This myth is, in my opinion, false. Don’t get me wrong. Conventional veterinarians are highly qualified individuals; however, their qualifications are for conventional disease diagnosis and treatment, surgeries and conventional drug prescription. While veterinarians perform much needed services for our pets, these services should not include selling pet food, and/or administering ‘nutritional advice’. Veterinarians receive very little nutritional training during college. This is a fact. The training they do receive is often advocated by or even administered by the pet food companies. Their nutritional training comes from the inaccurate view that dogs are omnivores and can safely be maintained on a grain-based diet, even when scientific research has proven that canines and felines have no evolved need for carbohydrates, yet refined carbohydrates form the bulk of veterinarian-prescribed processed foods. Perhaps that is why pets today are allergy-prone, overweight, and suffering from a variety of ailments linked to carbohydrate-rich, processed food such as cancer, allergies, diabetes, poor dental hygiene, arthritis, seizures, inflammatory bowel disease, hyperactivity, etc. 

Veterinarians and pet owners alike need to remember that veterinarians are consultants. A pet owner consults a vet when their pet has a specific problem or need. The pet owner pays the veterinarian's wages; the veterinarian works for them. A client is perfectly within their rights to deny treatments or request that things be done differently. Furthermore, a client is perfectly within their pet ownership rights to feed their dog or cat a diet different than which the veterinarian recommends, and a client is within their rights to disregard a vet's 'nutritional advice.' 

Myth #3: Dry kibble cleans a pet’s teeth.

 

This is another myth that many pet owners (including veterinarians) believe to be true, but is totally false.

As leading holistic cat veterinarian Dr. Jean Hofve points out, “Most cats don’t consistently chew dry food; they swallow it whole.

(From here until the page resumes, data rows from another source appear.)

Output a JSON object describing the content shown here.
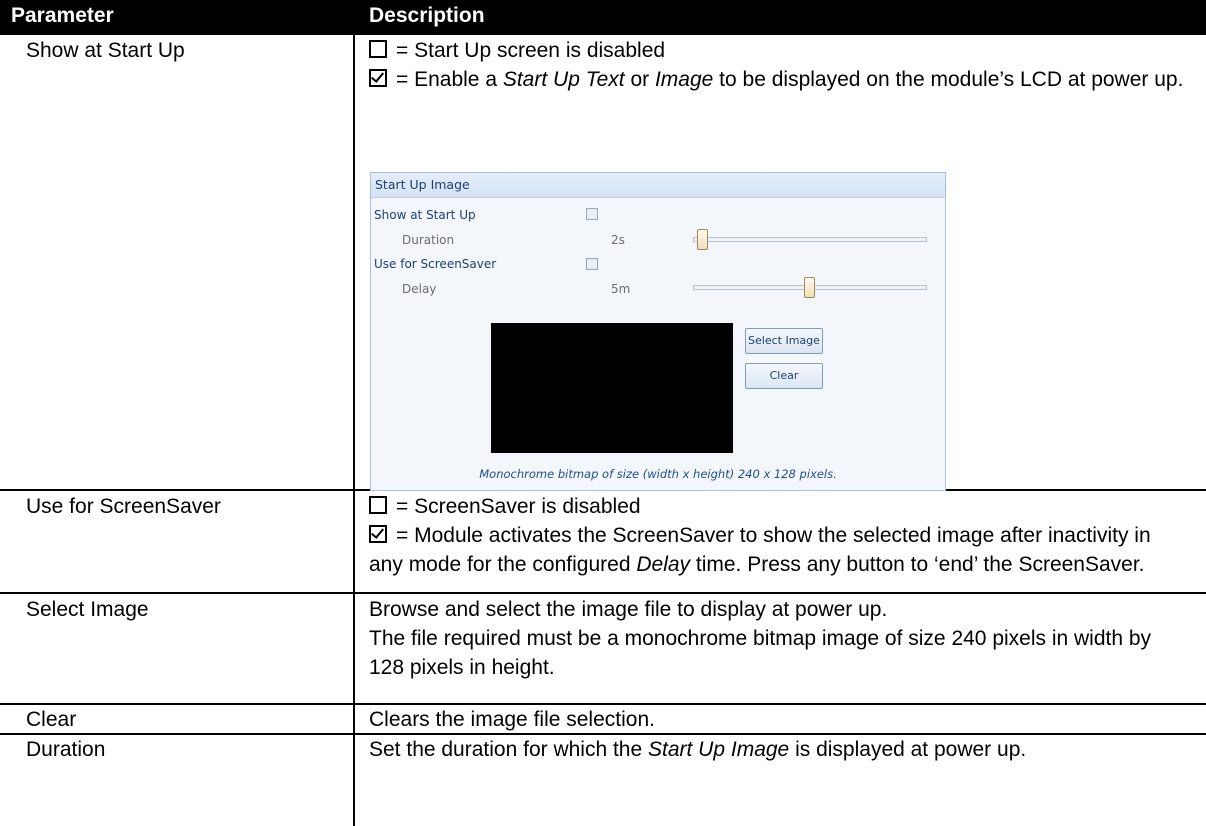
{
  "table": {
    "headers": [
      "Parameter",
      "Description"
    ],
    "rows": [
      {
        "param": "Show at Start Up",
        "desc": {
          "unchecked_text": "= Start Up screen is disabled",
          "checked_prefix": "= Enable a ",
          "checked_em1": "Start Up Text",
          "checked_mid": " or ",
          "checked_em2": "Image",
          "checked_suffix": " to be displayed on the module’s LCD at power up."
        }
      },
      {
        "param": "Use for ScreenSaver",
        "desc": {
          "unchecked_text": "= ScreenSaver is disabled",
          "checked_prefix": "= Module activates the ScreenSaver to show the selected image after inactivity in any mode for the configured ",
          "checked_em": "Delay",
          "checked_suffix": " time. Press any button to ‘end’ the ScreenSaver."
        }
      },
      {
        "param": "Select Image",
        "desc_lines": [
          "Browse and select the image file to display at power up.",
          "The file required must be a monochrome bitmap image of size 240 pixels in width by 128 pixels in height."
        ]
      },
      {
        "param": "Clear",
        "desc_lines": [
          "Clears the image file selection."
        ]
      },
      {
        "param": "Duration",
        "desc": {
          "prefix": "Set the duration for which the ",
          "em": "Start Up Image",
          "suffix": " is displayed at power up."
        }
      }
    ]
  },
  "panel": {
    "title": "Start Up Image",
    "show_at_startup_label": "Show at Start Up",
    "show_at_startup_checked": false,
    "duration_label": "Duration",
    "duration_value": "2s",
    "duration_level": 0.02,
    "use_for_screensaver_label": "Use for ScreenSaver",
    "use_for_screensaver_checked": false,
    "delay_label": "Delay",
    "delay_value": "5m",
    "delay_level": 0.5,
    "select_image_label": "Select Image",
    "clear_label": "Clear",
    "caption": "Monochrome bitmap of size (width x height) 240 x 128 pixels."
  }
}
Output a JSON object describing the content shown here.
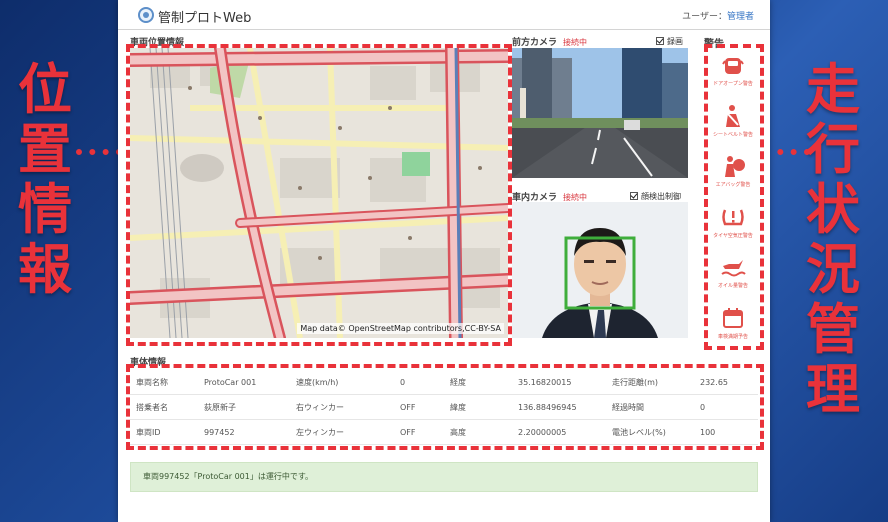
{
  "annotations": {
    "left_label": [
      "位",
      "置",
      "情",
      "報"
    ],
    "right_label": [
      "走",
      "行",
      "状",
      "況",
      "管",
      "理"
    ]
  },
  "header": {
    "app_title": "管制プロトWeb",
    "user_label": "ユーザー：",
    "user_name": "管理者"
  },
  "map_section": {
    "title": "車両位置情報",
    "attribution": "Map data© OpenStreetMap contributors,CC-BY-SA"
  },
  "front_camera": {
    "title": "前方カメラ",
    "status": "接続中",
    "checkbox_label": "録画",
    "checked": true
  },
  "cabin_camera": {
    "title": "車内カメラ",
    "status": "接続中",
    "checkbox_label": "顔検出制御",
    "checked": true
  },
  "alerts": {
    "title": "警告",
    "items": [
      {
        "icon": "door-open-icon",
        "label": "ドアオープン警告"
      },
      {
        "icon": "seatbelt-icon",
        "label": "シートベルト警告"
      },
      {
        "icon": "airbag-icon",
        "label": "エアバッグ警告"
      },
      {
        "icon": "tire-pressure-icon",
        "label": "タイヤ空気圧警告"
      },
      {
        "icon": "oil-level-icon",
        "label": "オイル量警告"
      },
      {
        "icon": "calendar-icon",
        "label": "車検満期予告"
      }
    ]
  },
  "vehicle_info": {
    "title": "車体情報",
    "rows": [
      [
        "車両名称",
        "ProtoCar 001",
        "速度(km/h)",
        "0",
        "経度",
        "35.16820015",
        "走行距離(m)",
        "232.65"
      ],
      [
        "搭乗者名",
        "荻原新子",
        "右ウィンカー",
        "OFF",
        "緯度",
        "136.88496945",
        "経過時間",
        "0"
      ],
      [
        "車両ID",
        "997452",
        "左ウィンカー",
        "OFF",
        "高度",
        "2.20000005",
        "電池レベル(%)",
        "100"
      ]
    ]
  },
  "status_message": "車両997452「ProtoCar 001」は運行中です。",
  "colors": {
    "accent_red": "#e9323a",
    "link_blue": "#3574c4",
    "status_green": "#dff0d8",
    "face_box": "#3fae3b"
  }
}
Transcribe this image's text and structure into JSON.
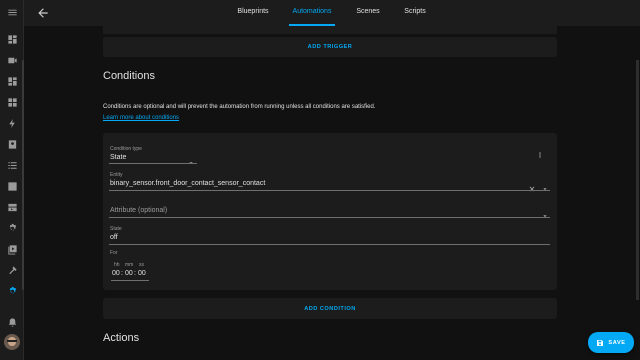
{
  "nav": {
    "tabs": [
      {
        "label": "Blueprints"
      },
      {
        "label": "Automations"
      },
      {
        "label": "Scenes"
      },
      {
        "label": "Scripts"
      }
    ]
  },
  "triggers": {
    "add_label": "ADD TRIGGER"
  },
  "conditions": {
    "heading": "Conditions",
    "description": "Conditions are optional and will prevent the automation from running unless all conditions are satisfied.",
    "learn_more": "Learn more about conditions",
    "condition_type_label": "Condition type",
    "condition_type_value": "State",
    "entity_label": "Entity",
    "entity_value": "binary_sensor.front_door_contact_sensor_contact",
    "attribute_placeholder": "Attribute (optional)",
    "state_label": "State",
    "state_value": "off",
    "for_label": "For",
    "for_units": {
      "hh": "hh",
      "mm": "mm",
      "ss": "ss"
    },
    "for_values": {
      "hh": "00",
      "mm": "00",
      "ss": "00"
    },
    "colon": ":",
    "add_label": "ADD CONDITION"
  },
  "actions": {
    "heading": "Actions"
  },
  "fab": {
    "save_label": "SAVE"
  },
  "colors": {
    "accent": "#03a9f4",
    "background": "#111111",
    "card": "#1c1c1c"
  }
}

Obviously, without contacting the teeth, there is zero effect on tartar accumulation. For cats who do chew dry food, whether consistently or occasionally, there is still little or no benefit. The kibbles shatter, so contact between the kibble and the teeth occurs only at the tips of the teeth.”

 

The same goes for dogs. In fact, since most commercial pet foods, including vet-prescribed foods, are loaded with high refined carbohydrate content, dry dog foods can actually increase plaque and tartar levels — and thus cause more dental problems than they supposedly prevent. When all is said and done, the only way to ensure the health of a pet’s teeth and gums is through the use of dental products designed specifically for pets. Ultimately, regular teeth brushing for both dogs and cats is the only viable way to ensure optimal pet dental health although there are many all-natural alternatives to choose from as well.